Pat Collins, with her sons Lawrence, Noel and Brendan and grandchildren Tilly and Joseph, as they await the arrival of Pope Francis on Sean McDermott Street in Dublin. Photograph: Rebecca Black/PA

He stopped for a brief meet and greet with well-wishers, shaking hands with flag-waving supporters and kissing children.

During his 1979 visit to Ireland, Pope John Paul II had planned to stop on the street to visit Matt Talbot’s tomb in Our Lady of Lourdes church. However, the popemobile was running behind schedule and drove on, much to the disappointment of many local people. Some said afterwards joyriders did not go down Seán McDermott Street as fast.

Pat Collins was among those who waited on Sean McDermott Street in 1979 in the hope of catching a glimpse of Pope John Paul II.

On Saturday, Mrs Collins was back in Dublin with her sons Lawrence, Noel and Brendan, grandchildren and extended family.

“It’s great to be back after 40 years to see Pope Francis come here,” Mrs Collins said.

“In 1979 there were benches lined along the street and we all sat here waiting for Pope John Paul II as we were expecting him to stop, but he didn’t.

“I have been to Rome twice and never got a glimpse of him.

“But it’s far better to see him here at home. It means the world to me, my boys and my grand kids.”

Baby names

Her son Noel was just six when he travelled with his mother to see Pope John Paul II in Dublin in 1979.

He returned on Saturday with his six-year-old daughter Tilly and three-year-old son Joseph.

Alan Ramsay from Dublin was also among the excited crowds.

He predicts that a lot of babies born in Ireland over the next few years will be named after the pope.

“After the last visit, you had a lot of babies called John Paul. This is even better because you can call boys Francis, and girls Frances,” he said.

“I was born on the flats on Sean McDermott Street right beside where he is visiting. It’s happy days and I hope the weather keeps up for us.”

Co Tyrone-born nun Sr Maire McAleer was among those who had travelled from Belfast to see the Pope.
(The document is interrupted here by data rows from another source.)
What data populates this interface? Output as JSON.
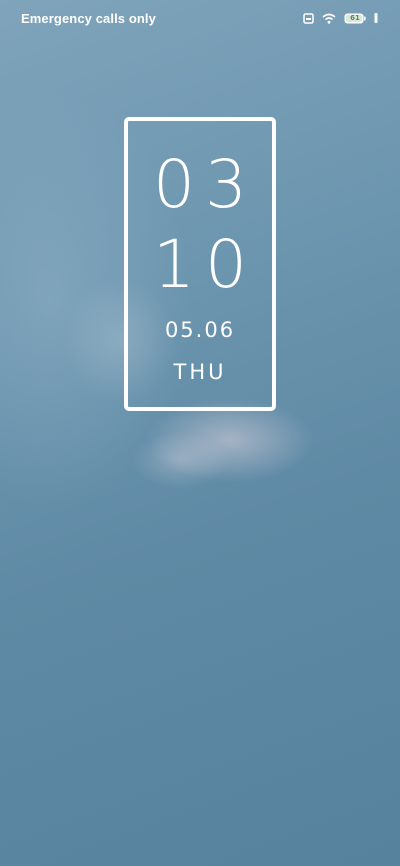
{
  "status_bar": {
    "carrier_text": "Emergency calls only",
    "battery_level": "61",
    "icons": [
      "sim-card-icon",
      "wifi-icon",
      "battery-icon",
      "charging-icon"
    ]
  },
  "clock": {
    "hours": "03",
    "minutes": "10",
    "date": "05.06",
    "weekday": "THU"
  },
  "colors": {
    "background_top": "#7fa4bb",
    "background_bottom": "#56829e",
    "text": "#ffffff"
  }
}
Sr Maire McAleer of the Adoration Sisters in Belfast awaits the arrival of Pope Francis on Sean McDermott Street in Dublin. Photogrpah: Rebecca Black/PA
Sr Maire McAleer of the Adoration Sisters in Belfast awaits the arrival of Pope Francis on Sean McDermott Street in Dublin. Photogrpah: Rebecca Black/PA

She is a member of the Adoration Sisters based on the Falls Road.
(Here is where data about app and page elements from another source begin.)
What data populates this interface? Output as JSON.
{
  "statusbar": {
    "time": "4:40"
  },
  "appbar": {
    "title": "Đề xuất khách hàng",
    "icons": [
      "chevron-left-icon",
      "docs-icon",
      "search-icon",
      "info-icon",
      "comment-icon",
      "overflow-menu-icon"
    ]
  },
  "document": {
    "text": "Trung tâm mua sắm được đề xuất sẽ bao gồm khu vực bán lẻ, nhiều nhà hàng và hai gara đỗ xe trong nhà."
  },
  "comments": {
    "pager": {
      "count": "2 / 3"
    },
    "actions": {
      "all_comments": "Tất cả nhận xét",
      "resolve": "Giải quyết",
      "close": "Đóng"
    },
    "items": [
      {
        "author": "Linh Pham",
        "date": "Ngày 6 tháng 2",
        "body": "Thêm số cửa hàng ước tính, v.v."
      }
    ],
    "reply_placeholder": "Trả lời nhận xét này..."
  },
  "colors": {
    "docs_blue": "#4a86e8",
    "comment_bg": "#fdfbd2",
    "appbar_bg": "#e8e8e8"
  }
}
“I saw Pope John Paul twice and Pope Benedict once,” she said.

“He (Pope Francis) is a wonderful man.

“We have to remember this event is the World Meeting of Families, it’s not just a visit to us, it is a privilege for us to host and to host so many people.”

Magdalene laundry

After Sean McDermott Stret the pope took a short trip to St Mary’s Pro-Cathedral.The procession of cars swept past the green door of the last Magdalene laundry which closed its door in 1996.

Will Hamilton threw a pair of baby shoes on the road in front of the pontiff’s car.

He is part of the Baby Shoes Remember campaign which wants to see a day each year dedicated to victims and survivors of clerical abuse.

“I threw the baby shoes into the middle of the road, but a Garda picked them up and threw them away,” he said.

“They are laced with black ribbon, mourning ribbon, and they are a symbol to unite all the protests against the pope.

A number of the laced baby shoes are set to be displayed at the Garden of Remembrance in Dublin on Sunday as the pope begins mass at the Phoenix Park at around 3pm.

Mr Hamilton said there will also be baby shoes displayed in solidarity in a number of cities and towns across Ireland, as well as internationally.

- Additional reporting PA